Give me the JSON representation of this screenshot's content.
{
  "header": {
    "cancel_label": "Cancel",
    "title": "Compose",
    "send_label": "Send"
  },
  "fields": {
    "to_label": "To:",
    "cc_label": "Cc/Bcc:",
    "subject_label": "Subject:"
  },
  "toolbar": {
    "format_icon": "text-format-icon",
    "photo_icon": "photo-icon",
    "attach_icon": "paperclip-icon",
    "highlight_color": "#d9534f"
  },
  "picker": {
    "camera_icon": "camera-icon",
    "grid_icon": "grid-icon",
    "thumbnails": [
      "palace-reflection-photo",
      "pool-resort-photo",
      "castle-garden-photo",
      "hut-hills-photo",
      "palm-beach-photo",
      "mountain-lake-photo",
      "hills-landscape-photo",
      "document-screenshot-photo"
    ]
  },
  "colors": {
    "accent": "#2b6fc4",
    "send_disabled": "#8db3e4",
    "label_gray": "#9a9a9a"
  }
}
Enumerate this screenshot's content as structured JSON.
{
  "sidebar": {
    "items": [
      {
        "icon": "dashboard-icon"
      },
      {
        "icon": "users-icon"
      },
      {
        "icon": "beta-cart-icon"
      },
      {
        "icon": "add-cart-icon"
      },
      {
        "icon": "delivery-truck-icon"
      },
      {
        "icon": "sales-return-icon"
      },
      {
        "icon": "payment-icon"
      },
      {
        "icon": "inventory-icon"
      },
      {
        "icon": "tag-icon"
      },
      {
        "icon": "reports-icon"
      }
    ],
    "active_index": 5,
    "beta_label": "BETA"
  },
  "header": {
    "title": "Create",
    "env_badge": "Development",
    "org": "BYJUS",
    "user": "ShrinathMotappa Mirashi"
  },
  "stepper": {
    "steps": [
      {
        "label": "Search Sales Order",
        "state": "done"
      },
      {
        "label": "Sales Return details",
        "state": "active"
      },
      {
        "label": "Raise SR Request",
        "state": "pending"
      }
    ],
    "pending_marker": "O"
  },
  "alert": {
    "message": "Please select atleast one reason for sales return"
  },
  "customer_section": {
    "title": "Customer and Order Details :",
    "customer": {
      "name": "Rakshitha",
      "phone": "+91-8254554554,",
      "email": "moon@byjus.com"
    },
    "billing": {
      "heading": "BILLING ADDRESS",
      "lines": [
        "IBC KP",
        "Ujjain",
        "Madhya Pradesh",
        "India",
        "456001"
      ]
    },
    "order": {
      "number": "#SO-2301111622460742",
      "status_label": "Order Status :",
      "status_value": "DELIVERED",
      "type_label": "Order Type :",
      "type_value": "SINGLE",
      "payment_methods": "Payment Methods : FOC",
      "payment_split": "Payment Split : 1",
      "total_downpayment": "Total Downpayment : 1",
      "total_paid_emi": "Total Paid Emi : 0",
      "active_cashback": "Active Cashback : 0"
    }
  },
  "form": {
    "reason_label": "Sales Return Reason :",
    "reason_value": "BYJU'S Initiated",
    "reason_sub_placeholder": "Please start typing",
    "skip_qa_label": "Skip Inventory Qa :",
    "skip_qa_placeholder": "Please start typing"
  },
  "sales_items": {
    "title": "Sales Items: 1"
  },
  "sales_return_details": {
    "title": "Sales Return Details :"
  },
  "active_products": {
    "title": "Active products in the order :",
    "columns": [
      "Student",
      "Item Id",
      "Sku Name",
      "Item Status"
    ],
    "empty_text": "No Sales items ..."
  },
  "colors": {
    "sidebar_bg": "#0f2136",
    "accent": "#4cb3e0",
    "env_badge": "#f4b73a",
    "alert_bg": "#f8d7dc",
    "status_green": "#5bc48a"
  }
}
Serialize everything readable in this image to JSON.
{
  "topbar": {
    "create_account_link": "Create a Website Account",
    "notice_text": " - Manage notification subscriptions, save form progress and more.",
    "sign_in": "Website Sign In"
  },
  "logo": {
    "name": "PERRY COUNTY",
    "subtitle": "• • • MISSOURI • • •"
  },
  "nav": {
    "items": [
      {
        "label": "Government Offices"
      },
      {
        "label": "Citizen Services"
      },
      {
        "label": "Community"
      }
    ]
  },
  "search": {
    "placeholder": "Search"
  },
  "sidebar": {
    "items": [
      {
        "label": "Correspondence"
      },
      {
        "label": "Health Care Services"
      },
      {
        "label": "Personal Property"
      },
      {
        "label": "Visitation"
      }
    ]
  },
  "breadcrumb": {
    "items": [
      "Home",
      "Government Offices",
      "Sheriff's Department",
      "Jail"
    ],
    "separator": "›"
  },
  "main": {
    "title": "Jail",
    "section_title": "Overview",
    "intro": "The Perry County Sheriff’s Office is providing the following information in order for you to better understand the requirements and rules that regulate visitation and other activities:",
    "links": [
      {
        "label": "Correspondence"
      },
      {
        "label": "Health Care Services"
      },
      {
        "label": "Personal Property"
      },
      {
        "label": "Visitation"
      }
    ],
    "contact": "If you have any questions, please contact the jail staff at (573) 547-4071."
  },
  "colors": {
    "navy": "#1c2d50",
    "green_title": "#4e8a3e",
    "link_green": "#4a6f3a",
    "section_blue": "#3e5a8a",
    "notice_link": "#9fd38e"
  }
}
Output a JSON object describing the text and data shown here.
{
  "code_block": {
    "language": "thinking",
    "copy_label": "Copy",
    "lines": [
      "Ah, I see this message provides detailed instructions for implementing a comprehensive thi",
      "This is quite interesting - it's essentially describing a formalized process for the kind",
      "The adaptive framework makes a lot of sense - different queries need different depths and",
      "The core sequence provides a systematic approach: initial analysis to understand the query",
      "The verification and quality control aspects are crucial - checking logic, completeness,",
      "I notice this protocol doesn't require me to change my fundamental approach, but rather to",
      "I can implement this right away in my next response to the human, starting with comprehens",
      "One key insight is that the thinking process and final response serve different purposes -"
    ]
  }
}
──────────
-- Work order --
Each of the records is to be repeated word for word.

-- Result of this exercise --
Give me the JSON representation of this screenshot's content.
{
  "header": {
    "cancel_label": "Cancel",
    "title": "Compose",
    "send_label": "Send"
  },
  "fields": {
    "to_label": "To:",
    "cc_label": "Cc/Bcc:",
    "subject_label": "Subject:"
  },
  "toolbar": {
    "format_icon": "text-format-icon",
    "photo_icon": "photo-icon",
    "attach_icon": "paperclip-icon",
    "highlight_color": "#d9534f"
  },
  "picker": {
    "camera_icon": "camera-icon",
    "grid_icon": "grid-icon",
    "thumbnails": [
      "palace-reflection-photo",
      "pool-resort-photo",
      "castle-garden-photo",
      "hut-hills-photo",
      "palm-beach-photo",
      "mountain-lake-photo",
      "hills-landscape-photo",
      "document-screenshot-photo"
    ]
  },
  "colors": {
    "accent": "#2b6fc4",
    "send_disabled": "#8db3e4",
    "label_gray": "#9a9a9a"
  }
}
Enumerate this screenshot's content as structured JSON.
{
  "sidebar": {
    "items": [
      {
        "icon": "dashboard-icon"
      },
      {
        "icon": "users-icon"
      },
      {
        "icon": "beta-cart-icon"
      },
      {
        "icon": "add-cart-icon"
      },
      {
        "icon": "delivery-truck-icon"
      },
      {
        "icon": "sales-return-icon"
      },
      {
        "icon": "payment-icon"
      },
      {
        "icon": "inventory-icon"
      },
      {
        "icon": "tag-icon"
      },
      {
        "icon": "reports-icon"
      }
    ],
    "active_index": 5,
    "beta_label": "BETA"
  },
  "header": {
    "title": "Create",
    "env_badge": "Development",
    "org": "BYJUS",
    "user": "ShrinathMotappa Mirashi"
  },
  "stepper": {
    "steps": [
      {
        "label": "Search Sales Order",
        "state": "done"
      },
      {
        "label": "Sales Return details",
        "state": "active"
      },
      {
        "label": "Raise SR Request",
        "state": "pending"
      }
    ],
    "pending_marker": "O"
  },
  "alert": {
    "message": "Please select atleast one reason for sales return"
  },
  "customer_section": {
    "title": "Customer and Order Details :",
    "customer": {
      "name": "Rakshitha",
      "phone": "+91-8254554554,",
      "email": "moon@byjus.com"
    },
    "billing": {
      "heading": "BILLING ADDRESS",
      "lines": [
        "IBC KP",
        "Ujjain",
        "Madhya Pradesh",
        "India",
        "456001"
      ]
    },
    "order": {
      "number": "#SO-2301111622460742",
      "status_label": "Order Status :",
      "status_value": "DELIVERED",
      "type_label": "Order Type :",
      "type_value": "SINGLE",
      "payment_methods": "Payment Methods : FOC",
      "payment_split": "Payment Split : 1",
      "total_downpayment": "Total Downpayment : 1",
      "total_paid_emi": "Total Paid Emi : 0",
      "active_cashback": "Active Cashback : 0"
    }
  },
  "form": {
    "reason_label": "Sales Return Reason :",
    "reason_value": "BYJU'S Initiated",
    "reason_sub_placeholder": "Please start typing",
    "skip_qa_label": "Skip Inventory Qa :",
    "skip_qa_placeholder": "Please start typing"
  },
  "sales_items": {
    "title": "Sales Items: 1"
  },
  "sales_return_details": {
    "title": "Sales Return Details :"
  },
  "active_products": {
    "title": "Active products in the order :",
    "columns": [
      "Student",
      "Item Id",
      "Sku Name",
      "Item Status"
    ],
    "empty_text": "No Sales items ..."
  },
  "colors": {
    "sidebar_bg": "#0f2136",
    "accent": "#4cb3e0",
    "env_badge": "#f4b73a",
    "alert_bg": "#f8d7dc",
    "status_green": "#5bc48a"
  }
}
Serialize everything readable in this image to JSON.
{
  "topbar": {
    "create_account_link": "Create a Website Account",
    "notice_text": " - Manage notification subscriptions, save form progress and more.",
    "sign_in": "Website Sign In"
  },
  "logo": {
    "name": "PERRY COUNTY",
    "subtitle": "• • • MISSOURI • • •"
  },
  "nav": {
    "items": [
      {
        "label": "Government Offices"
      },
      {
        "label": "Citizen Services"
      },
      {
        "label": "Community"
      }
    ]
  },
  "search": {
    "placeholder": "Search"
  },
  "sidebar": {
    "items": [
      {
        "label": "Correspondence"
      },
      {
        "label": "Health Care Services"
      },
      {
        "label": "Personal Property"
      },
      {
        "label": "Visitation"
      }
    ]
  },
  "breadcrumb": {
    "items": [
      "Home",
      "Government Offices",
      "Sheriff's Department",
      "Jail"
    ],
    "separator": "›"
  },
  "main": {
    "title": "Jail",
    "section_title": "Overview",
    "intro": "The Perry County Sheriff’s Office is providing the following information in order for you to better understand the requirements and rules that regulate visitation and other activities:",
    "links": [
      {
        "label": "Correspondence"
      },
      {
        "label": "Health Care Services"
      },
      {
        "label": "Personal Property"
      },
      {
        "label": "Visitation"
      }
    ],
    "contact": "If you have any questions, please contact the jail staff at (573) 547-4071."
  },
  "colors": {
    "navy": "#1c2d50",
    "green_title": "#4e8a3e",
    "link_green": "#4a6f3a",
    "section_blue": "#3e5a8a",
    "notice_link": "#9fd38e"
  }
}
Output a JSON object describing the text and data shown here.
{
  "code_block": {
    "language": "thinking",
    "copy_label": "Copy",
    "lines": [
      "Ah, I see this message provides detailed instructions for implementing a comprehensive thi",
      "This is quite interesting - it's essentially describing a formalized process for the kind",
      "The adaptive framework makes a lot of sense - different queries need different depths and",
      "The core sequence provides a systematic approach: initial analysis to understand the query",
      "The verification and quality control aspects are crucial - checking logic, completeness,",
      "I notice this protocol doesn't require me to change my fundamental approach, but rather to",
      "I can implement this right away in my next response to the human, starting with comprehens",
      "One key insight is that the thinking process and final response serve different purposes -"
    ]
  }
}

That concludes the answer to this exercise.